• PROBLEM TO SOLVE:
Every line holding "values" should be copied from the records below.

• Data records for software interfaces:
_____

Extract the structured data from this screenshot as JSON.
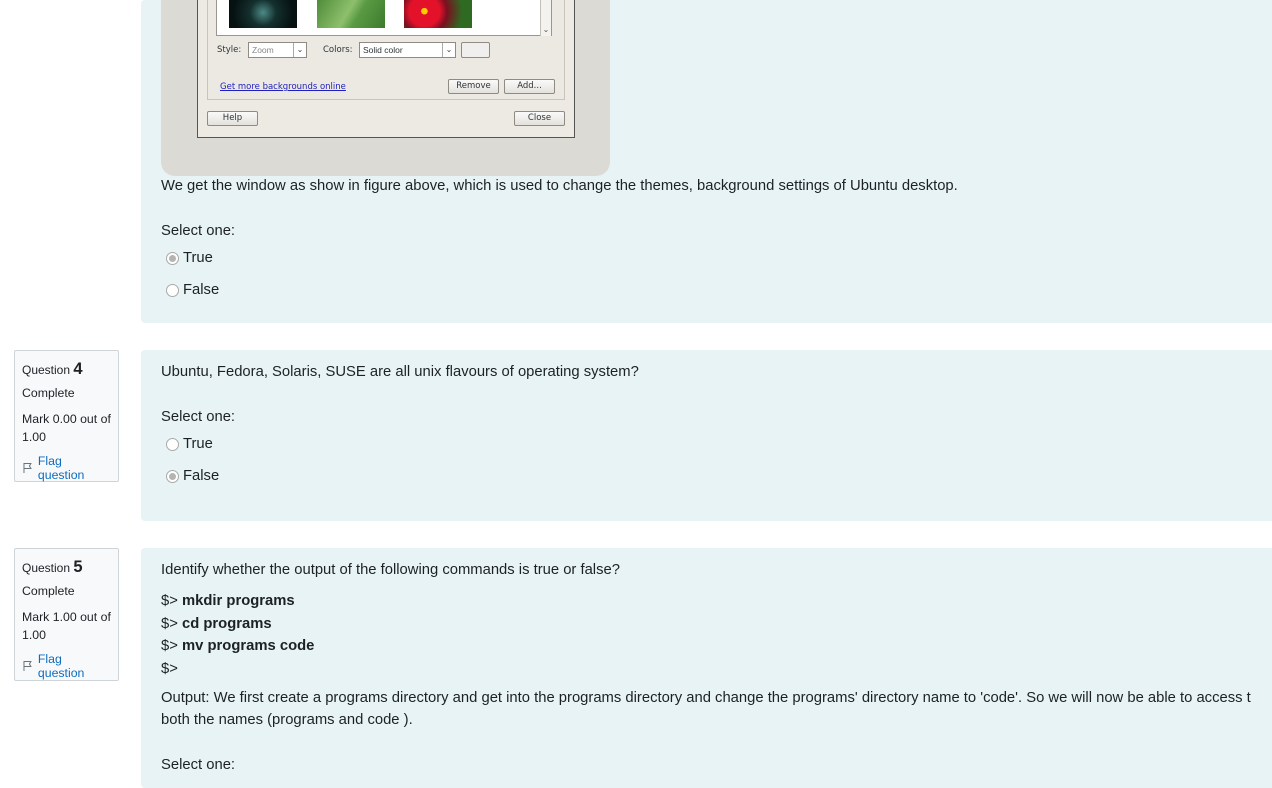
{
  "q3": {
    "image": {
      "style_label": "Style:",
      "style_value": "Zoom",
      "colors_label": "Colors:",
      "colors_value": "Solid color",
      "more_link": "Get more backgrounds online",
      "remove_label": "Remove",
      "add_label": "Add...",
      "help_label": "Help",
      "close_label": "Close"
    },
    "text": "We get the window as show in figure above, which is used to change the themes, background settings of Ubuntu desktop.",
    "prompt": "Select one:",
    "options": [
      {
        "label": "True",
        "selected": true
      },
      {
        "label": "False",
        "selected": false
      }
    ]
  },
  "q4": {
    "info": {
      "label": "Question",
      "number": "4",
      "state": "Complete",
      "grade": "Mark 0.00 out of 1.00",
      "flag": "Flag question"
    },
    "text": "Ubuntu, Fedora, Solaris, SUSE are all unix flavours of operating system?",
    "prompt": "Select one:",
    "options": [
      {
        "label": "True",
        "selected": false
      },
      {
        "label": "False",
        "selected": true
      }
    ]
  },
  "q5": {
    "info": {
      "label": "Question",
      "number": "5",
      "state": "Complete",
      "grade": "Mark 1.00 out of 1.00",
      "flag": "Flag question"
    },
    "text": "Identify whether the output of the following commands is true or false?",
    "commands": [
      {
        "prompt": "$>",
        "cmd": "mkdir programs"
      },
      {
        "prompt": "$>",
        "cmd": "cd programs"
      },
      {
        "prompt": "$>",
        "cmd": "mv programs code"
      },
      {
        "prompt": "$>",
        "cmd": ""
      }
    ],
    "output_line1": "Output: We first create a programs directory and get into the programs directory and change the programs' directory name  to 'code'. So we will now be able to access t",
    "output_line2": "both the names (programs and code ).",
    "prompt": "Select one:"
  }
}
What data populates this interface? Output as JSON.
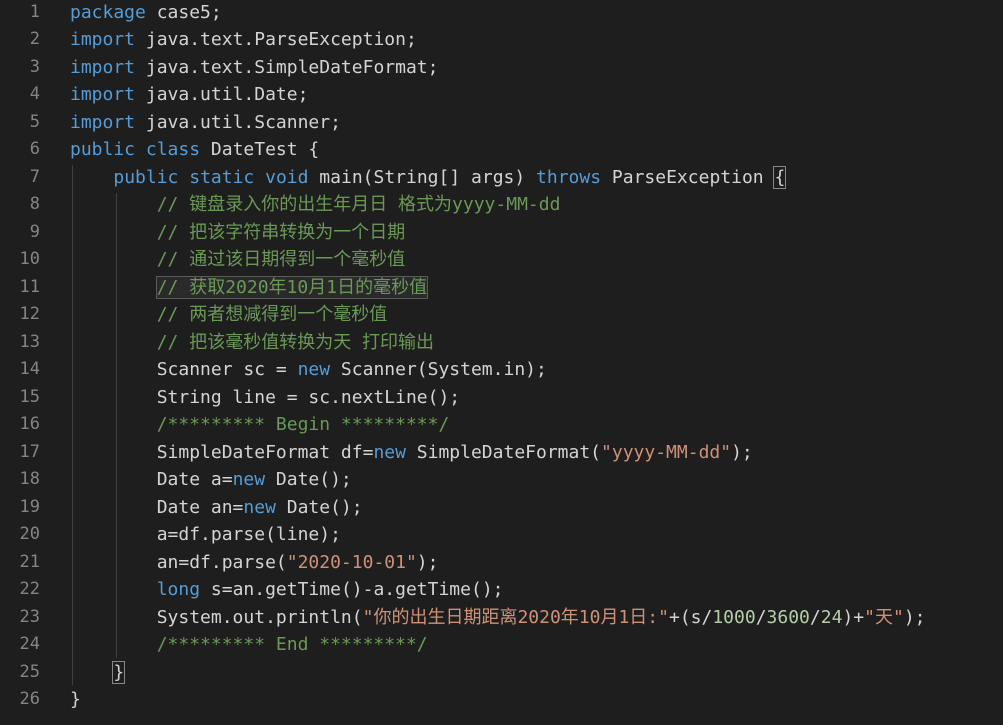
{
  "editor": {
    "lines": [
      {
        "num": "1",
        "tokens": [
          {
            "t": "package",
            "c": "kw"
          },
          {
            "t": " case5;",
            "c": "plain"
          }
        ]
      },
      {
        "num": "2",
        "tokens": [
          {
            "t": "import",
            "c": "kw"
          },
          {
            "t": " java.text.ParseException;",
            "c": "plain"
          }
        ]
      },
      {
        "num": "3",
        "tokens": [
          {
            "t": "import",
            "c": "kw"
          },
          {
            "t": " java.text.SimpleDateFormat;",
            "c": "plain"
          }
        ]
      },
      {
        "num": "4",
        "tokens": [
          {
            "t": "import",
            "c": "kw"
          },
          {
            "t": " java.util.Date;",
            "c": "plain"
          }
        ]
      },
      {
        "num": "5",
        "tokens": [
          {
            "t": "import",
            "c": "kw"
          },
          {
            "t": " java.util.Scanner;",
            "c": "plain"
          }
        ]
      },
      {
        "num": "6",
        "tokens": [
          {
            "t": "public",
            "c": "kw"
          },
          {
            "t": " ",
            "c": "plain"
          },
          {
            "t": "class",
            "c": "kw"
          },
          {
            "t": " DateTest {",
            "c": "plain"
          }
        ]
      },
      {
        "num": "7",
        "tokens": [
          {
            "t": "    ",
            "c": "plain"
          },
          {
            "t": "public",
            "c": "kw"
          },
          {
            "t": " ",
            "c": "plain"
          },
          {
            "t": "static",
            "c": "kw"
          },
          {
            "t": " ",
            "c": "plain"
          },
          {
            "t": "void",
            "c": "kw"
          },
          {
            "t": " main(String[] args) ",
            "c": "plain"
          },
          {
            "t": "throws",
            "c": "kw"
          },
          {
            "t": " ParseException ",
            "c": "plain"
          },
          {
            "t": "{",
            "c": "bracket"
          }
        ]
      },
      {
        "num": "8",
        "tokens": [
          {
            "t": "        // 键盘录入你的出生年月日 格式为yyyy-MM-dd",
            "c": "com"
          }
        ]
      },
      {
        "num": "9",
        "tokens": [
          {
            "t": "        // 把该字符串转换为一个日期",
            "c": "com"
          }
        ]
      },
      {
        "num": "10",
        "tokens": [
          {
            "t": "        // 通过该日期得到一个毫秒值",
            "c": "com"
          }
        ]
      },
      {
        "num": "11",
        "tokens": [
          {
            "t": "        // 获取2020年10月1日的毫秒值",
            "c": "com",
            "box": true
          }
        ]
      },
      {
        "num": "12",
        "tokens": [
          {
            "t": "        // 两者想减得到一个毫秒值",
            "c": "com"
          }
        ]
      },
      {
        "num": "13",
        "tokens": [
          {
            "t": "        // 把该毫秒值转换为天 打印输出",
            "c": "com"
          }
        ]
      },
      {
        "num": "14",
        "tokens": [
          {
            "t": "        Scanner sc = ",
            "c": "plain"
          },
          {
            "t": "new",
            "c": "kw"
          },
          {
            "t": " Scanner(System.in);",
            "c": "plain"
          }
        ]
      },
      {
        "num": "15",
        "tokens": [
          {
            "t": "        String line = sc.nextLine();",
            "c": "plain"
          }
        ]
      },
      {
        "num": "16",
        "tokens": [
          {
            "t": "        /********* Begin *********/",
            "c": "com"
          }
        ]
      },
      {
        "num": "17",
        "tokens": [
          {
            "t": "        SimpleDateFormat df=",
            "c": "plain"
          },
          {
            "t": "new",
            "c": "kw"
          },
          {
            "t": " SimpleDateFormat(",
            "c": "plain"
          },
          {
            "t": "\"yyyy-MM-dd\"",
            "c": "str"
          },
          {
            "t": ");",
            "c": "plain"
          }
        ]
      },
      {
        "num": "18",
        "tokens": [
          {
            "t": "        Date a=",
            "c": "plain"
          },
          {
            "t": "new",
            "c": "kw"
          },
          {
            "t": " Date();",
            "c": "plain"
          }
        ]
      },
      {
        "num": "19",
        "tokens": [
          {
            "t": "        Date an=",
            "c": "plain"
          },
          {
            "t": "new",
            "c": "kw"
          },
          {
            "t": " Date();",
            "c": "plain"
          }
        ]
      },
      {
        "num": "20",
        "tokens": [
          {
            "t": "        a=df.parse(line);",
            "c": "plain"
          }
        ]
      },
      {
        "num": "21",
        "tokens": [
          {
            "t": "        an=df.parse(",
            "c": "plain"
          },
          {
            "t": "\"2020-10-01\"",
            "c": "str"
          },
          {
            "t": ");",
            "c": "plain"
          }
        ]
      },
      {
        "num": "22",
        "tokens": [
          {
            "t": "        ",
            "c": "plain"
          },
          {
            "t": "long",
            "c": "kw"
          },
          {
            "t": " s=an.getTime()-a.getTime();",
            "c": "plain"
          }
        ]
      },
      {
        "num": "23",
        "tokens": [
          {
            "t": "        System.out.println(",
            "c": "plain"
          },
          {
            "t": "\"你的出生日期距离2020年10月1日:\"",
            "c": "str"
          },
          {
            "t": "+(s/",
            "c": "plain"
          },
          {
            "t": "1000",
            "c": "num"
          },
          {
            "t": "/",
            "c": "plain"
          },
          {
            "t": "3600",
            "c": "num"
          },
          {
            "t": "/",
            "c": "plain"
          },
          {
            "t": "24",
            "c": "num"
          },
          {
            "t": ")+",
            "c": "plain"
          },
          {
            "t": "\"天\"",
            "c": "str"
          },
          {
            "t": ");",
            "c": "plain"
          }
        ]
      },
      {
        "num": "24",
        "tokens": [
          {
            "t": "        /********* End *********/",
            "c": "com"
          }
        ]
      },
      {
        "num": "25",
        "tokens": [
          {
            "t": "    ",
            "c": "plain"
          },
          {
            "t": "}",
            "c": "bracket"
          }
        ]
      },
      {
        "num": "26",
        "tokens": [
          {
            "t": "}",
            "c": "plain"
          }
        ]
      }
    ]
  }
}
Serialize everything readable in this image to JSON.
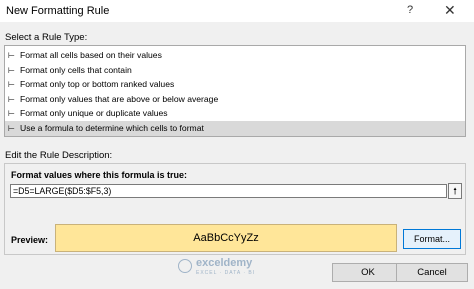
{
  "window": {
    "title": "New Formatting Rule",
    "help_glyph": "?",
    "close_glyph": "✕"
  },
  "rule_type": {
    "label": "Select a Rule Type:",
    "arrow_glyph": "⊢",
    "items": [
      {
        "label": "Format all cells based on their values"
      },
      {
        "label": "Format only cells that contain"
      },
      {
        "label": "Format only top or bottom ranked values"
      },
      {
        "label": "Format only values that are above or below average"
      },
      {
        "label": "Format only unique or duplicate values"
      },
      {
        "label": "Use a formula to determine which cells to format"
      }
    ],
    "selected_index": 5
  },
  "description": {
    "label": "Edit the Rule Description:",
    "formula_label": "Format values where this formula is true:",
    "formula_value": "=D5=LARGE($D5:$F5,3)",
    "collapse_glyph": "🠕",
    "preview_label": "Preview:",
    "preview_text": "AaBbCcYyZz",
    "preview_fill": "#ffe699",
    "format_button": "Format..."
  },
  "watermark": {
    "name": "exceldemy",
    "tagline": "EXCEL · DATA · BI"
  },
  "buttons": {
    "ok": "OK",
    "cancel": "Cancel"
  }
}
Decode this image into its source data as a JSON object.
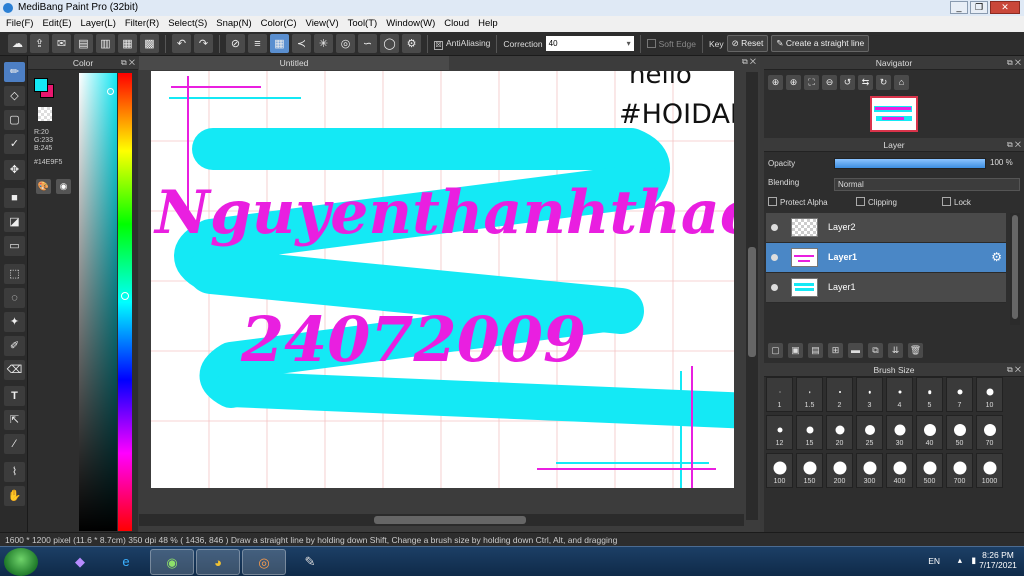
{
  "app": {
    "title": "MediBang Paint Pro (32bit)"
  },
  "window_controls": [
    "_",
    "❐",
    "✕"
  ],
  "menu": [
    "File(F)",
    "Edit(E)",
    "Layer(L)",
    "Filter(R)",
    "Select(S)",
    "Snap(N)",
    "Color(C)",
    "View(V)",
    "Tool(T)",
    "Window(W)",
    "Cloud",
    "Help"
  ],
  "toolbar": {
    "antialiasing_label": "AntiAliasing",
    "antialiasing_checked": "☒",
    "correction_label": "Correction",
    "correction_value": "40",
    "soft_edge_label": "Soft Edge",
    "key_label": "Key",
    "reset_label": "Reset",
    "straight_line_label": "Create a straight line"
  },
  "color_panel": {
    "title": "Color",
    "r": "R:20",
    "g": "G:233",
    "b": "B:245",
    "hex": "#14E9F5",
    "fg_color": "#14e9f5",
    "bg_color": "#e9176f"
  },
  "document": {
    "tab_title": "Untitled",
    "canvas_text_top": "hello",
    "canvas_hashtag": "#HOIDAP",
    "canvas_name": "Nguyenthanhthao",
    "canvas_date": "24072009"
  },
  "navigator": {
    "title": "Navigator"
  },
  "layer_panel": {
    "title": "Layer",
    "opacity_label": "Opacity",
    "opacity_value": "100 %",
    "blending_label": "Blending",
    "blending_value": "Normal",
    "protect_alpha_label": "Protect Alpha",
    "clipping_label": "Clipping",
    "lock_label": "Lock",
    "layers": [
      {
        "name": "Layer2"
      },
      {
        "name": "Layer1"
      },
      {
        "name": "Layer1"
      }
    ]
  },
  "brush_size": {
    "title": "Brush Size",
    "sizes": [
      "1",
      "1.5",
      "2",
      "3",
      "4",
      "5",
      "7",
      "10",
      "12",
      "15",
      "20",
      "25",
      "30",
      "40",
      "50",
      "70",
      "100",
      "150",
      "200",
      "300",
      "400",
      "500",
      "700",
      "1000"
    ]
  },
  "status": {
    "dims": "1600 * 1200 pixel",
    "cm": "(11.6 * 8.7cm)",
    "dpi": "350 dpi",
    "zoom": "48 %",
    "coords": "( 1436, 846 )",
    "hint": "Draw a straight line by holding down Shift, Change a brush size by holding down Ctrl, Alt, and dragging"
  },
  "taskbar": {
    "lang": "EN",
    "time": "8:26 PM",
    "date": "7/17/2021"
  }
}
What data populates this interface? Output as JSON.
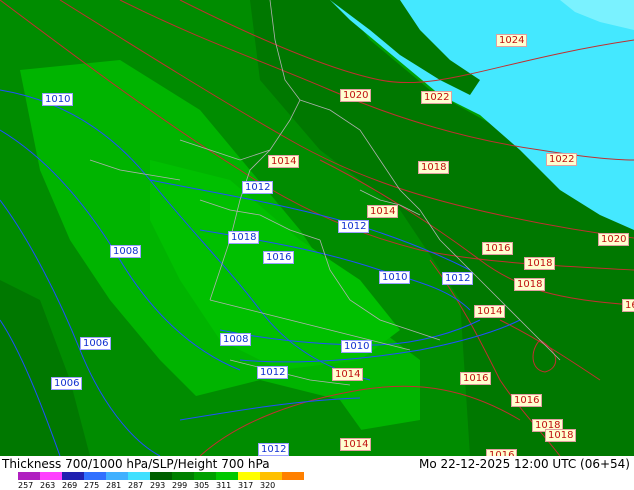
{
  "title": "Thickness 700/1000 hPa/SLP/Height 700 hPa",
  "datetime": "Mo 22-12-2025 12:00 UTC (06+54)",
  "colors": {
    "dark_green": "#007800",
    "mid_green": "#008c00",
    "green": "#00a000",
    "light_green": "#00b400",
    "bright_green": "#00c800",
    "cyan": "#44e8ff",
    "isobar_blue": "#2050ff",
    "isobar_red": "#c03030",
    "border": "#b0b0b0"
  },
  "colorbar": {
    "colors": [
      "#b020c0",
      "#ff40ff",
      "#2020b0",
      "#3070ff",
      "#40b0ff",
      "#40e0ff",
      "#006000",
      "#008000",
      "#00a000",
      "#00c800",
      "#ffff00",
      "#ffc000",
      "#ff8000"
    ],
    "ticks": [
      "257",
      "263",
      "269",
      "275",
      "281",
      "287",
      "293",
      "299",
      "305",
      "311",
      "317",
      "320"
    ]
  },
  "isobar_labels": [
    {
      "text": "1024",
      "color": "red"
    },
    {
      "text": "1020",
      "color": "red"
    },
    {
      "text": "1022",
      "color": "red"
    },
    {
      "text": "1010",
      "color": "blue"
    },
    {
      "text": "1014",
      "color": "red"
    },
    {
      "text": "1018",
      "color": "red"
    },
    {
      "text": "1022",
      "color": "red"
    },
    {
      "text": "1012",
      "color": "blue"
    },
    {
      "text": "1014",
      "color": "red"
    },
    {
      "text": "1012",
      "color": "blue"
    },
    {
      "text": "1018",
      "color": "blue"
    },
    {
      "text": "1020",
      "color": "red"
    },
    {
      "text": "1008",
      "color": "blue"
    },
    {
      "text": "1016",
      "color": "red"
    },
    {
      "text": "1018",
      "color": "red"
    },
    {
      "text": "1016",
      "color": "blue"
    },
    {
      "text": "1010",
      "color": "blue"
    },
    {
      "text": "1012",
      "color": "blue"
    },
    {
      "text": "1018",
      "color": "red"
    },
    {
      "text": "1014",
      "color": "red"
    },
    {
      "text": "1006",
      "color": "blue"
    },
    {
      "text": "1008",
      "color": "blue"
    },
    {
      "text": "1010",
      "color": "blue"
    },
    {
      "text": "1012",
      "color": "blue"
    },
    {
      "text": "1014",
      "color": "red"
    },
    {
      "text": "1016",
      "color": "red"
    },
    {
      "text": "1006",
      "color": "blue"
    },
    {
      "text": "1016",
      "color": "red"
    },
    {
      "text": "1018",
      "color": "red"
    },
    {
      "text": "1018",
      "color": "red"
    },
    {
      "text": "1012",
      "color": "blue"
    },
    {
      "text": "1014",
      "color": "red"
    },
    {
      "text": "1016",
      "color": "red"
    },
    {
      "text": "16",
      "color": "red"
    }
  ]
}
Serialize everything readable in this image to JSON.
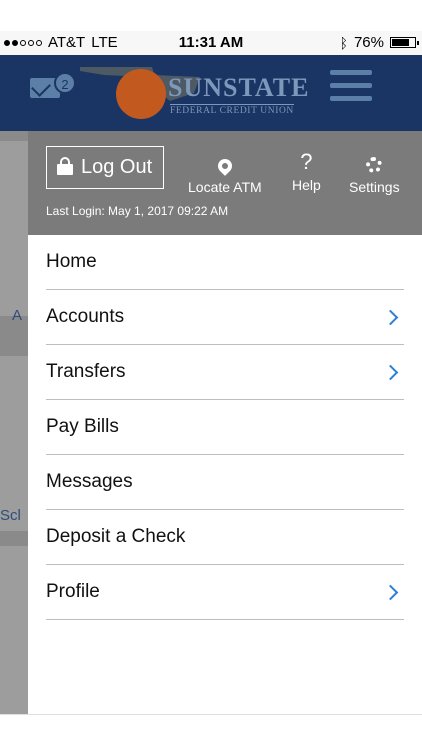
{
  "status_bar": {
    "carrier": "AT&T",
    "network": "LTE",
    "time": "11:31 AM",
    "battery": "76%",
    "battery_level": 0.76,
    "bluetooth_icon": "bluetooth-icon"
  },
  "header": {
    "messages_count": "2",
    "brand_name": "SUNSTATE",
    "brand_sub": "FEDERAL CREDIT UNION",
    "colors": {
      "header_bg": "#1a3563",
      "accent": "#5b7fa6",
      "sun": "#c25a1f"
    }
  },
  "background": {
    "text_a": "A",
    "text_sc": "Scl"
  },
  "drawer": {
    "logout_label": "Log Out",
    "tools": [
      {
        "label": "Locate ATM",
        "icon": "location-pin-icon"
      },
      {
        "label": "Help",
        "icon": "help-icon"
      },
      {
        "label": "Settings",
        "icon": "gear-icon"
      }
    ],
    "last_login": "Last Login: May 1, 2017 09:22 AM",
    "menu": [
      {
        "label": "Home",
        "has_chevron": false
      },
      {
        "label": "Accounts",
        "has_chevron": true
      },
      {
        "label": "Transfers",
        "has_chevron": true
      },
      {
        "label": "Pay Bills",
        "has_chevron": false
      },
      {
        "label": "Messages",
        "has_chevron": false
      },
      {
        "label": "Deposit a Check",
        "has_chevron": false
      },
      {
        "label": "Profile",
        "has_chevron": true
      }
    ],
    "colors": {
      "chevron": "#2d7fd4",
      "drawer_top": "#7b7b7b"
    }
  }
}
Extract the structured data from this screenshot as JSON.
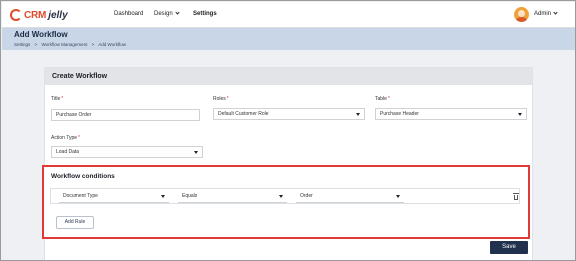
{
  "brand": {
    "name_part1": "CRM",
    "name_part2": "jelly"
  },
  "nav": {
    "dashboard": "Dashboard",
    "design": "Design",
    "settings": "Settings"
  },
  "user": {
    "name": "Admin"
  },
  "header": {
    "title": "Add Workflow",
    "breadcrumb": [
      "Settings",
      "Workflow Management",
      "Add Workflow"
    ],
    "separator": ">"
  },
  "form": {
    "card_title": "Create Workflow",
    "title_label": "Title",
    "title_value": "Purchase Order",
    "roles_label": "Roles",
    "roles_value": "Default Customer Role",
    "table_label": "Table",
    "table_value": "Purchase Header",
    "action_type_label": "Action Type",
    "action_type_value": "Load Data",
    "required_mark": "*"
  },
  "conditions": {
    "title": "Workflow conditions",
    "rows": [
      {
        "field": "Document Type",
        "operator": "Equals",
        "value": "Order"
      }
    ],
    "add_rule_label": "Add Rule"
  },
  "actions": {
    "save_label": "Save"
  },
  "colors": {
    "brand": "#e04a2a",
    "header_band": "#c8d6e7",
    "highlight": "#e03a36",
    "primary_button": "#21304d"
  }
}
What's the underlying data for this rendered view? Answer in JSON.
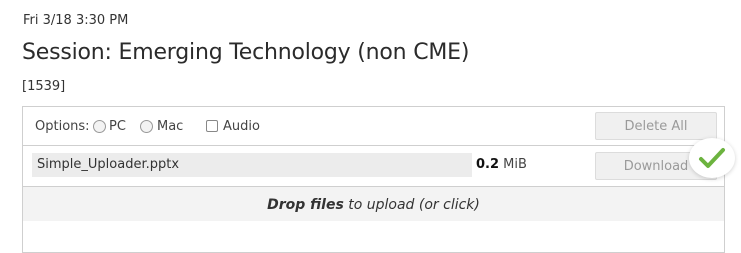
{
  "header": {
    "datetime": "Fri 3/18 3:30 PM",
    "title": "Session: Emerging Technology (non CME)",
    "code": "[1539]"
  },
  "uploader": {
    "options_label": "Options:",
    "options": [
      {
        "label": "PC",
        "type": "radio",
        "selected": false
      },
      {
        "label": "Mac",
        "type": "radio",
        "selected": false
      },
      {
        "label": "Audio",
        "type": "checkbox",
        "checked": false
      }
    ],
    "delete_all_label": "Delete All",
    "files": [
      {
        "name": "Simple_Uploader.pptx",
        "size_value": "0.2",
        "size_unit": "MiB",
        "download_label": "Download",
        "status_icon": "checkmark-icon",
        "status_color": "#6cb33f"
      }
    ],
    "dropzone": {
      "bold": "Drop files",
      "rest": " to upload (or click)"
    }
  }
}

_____

• SOLUTION FOR THIS EXERCISE:
        "label": "Format all cells based on their values"
        "label": "Format only top or bottom ranked values"
        "label": "Format only values that are above or below average"
        "label": "Format only unique or duplicate values"
    "formula_label": "Format values where this formula is true:",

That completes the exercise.